Mystery of Bird Navigation: Modern Research and Discoveries

The mystery of bird navigation has puzzled scientists and bird enthusiasts for centuries. Birds famously undertake long migratory journeys, often traveling thousands of miles to reach their destinations. Remarkably, they manage to find their way with stunning accuracy. Modern research has begun to unravel some of these mysteries, shedding light on the sophisticated mechanisms that enable birds to navigate. Advances in technology and scientific methods have allowed researchers to study bird navigation in unprecedented detail.

One of the significant discoveries in recent years is the role of magnetoreception. Birds have been found to possess specialized cells in their brains and beaks that can detect the Earth's magnetic field. This ability provides them with a sort of internal compass, guiding them along their migration routes. In addition to magnetoreception, birds also rely on other environmental cues such as the position of the sun, stars, and even olfactory signals to find their way. These findings have deepened our understanding of the complex and multi-faceted navigation systems that birds employ.

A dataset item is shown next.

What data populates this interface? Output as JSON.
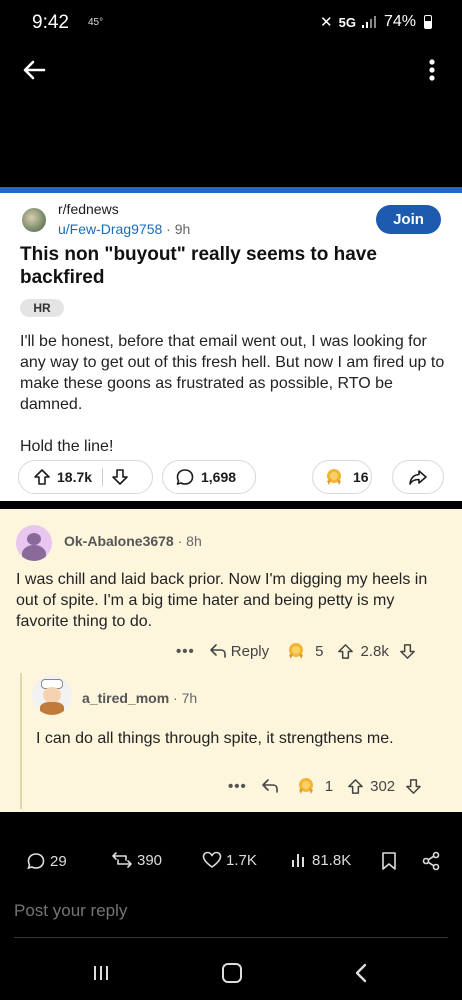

Another breakthrough in the study of bird navigation involves the use of modern tracking technologies. Researchers now use GPS tracking devices and miniature data loggers to monitor the flight paths of migratory birds in real-time. This has provided invaluable insights into their migration patterns, stopover sites, and speed. These data have confirmed long-held theories and introduced new questions about bird navigation. As research continues, we are likely to uncover even more fascinating details about how these feathered travelers navigate the globe with such precision.